Looking to upgrade your braking performance? Galfer’s new Cubiq brake discs might be what you’re looking for, if they live up to the marketing hype. They’re bold-looking, but Galfer says the new components offer several practical advantages over standard brake discs, beyond the edgy visuals. The new discs are available in floating and fixed configurations, and they’re compatible with a wide variety of motorcycles.
The name comes from the crystalline structure of steel molecules, which sounds a bit silly—more likely, marketeers thought it sounded cool, and matched the discs’ aggressive design. Thankfully, there’s more to this than just a visual overhaul. Reading further through the press release, it seems there’s actual functionality behind the discs’ polygonal pattern. According to Galfer, the geometric design “enhances cooling and significantly reduces the weight, thus improving the maneuverability of the motorcycle.”

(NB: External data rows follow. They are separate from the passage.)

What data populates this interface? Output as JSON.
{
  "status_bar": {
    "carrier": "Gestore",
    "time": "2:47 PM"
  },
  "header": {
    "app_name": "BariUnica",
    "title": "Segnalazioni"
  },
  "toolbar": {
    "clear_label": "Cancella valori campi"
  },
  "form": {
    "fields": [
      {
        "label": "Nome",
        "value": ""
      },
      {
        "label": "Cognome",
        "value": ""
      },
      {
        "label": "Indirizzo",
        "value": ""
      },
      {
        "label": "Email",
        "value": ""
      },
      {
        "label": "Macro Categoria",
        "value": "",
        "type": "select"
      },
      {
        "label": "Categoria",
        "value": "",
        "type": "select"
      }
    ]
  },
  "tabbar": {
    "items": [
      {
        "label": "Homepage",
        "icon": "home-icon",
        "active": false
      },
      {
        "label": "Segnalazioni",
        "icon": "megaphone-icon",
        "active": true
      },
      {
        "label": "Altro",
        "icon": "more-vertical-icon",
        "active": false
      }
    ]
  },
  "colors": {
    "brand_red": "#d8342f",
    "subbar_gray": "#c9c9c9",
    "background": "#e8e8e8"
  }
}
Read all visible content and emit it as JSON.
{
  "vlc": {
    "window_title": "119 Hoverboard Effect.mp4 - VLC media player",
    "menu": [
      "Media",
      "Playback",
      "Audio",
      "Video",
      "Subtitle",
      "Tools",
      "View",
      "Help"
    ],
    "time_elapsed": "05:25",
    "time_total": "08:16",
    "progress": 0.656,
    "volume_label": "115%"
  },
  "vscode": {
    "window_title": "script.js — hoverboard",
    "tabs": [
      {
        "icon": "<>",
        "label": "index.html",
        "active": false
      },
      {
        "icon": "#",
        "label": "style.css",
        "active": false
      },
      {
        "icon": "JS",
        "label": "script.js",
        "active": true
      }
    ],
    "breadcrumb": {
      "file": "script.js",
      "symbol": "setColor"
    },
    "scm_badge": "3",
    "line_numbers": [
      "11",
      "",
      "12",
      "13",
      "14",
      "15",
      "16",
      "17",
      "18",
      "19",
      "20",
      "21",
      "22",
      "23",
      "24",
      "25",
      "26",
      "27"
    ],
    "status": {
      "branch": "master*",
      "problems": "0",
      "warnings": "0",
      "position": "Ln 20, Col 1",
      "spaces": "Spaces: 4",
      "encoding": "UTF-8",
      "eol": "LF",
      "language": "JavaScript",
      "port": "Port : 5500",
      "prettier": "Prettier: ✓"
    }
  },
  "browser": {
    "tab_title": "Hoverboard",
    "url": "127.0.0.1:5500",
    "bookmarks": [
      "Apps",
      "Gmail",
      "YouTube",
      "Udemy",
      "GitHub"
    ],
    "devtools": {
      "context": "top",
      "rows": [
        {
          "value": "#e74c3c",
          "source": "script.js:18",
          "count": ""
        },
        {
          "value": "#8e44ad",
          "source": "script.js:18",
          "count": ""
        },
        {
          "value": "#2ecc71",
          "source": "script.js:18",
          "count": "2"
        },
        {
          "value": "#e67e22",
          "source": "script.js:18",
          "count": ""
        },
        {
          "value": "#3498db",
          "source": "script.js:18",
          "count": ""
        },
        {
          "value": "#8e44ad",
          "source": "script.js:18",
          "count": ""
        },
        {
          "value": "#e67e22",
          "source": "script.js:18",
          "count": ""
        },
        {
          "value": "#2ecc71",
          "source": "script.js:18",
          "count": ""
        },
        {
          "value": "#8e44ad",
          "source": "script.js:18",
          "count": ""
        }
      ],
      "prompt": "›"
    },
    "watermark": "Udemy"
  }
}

The perimeter of the disc is supposed to shed heat efficiently; Galfer says the design “optimizes the mass-heat dissipation ratio,” according to the company’s simulations. The skeletonized interior section allows Galfer to significantly lighten the brake disc without sacrificing performance. Galfer says the lighter discs mean less unspring mass, resulting in better agility and maneuverability. The new design also supposedly optimizes brake pad wear.
Galfer’s new Cubiq brake discs originally broke cover at the 2019 EICMA motorcycle show. No doubt the coronavirus pandemic slowed down production delivery, just like it’s affected the rest of the aftermarket. The Cubiq discs are supposed to fit most top-tier sport bikes currently available from Japan and Europe. They’re also supposedly compatible with Harley-Davidson, Indian, and Victory cruisers.
According to Galfer, the Cubiq discs will be available in Europe in fall, 2020. The floating version will have a 225 Euro MSRP, and the fixed disc will have a 115 Euro MSRP. That’s roughly $265 and $135, respectively. There’s no word yet on North American availability, but it seems unlikely for the 2020 riding season. For more information, see the Cubiq catalog here.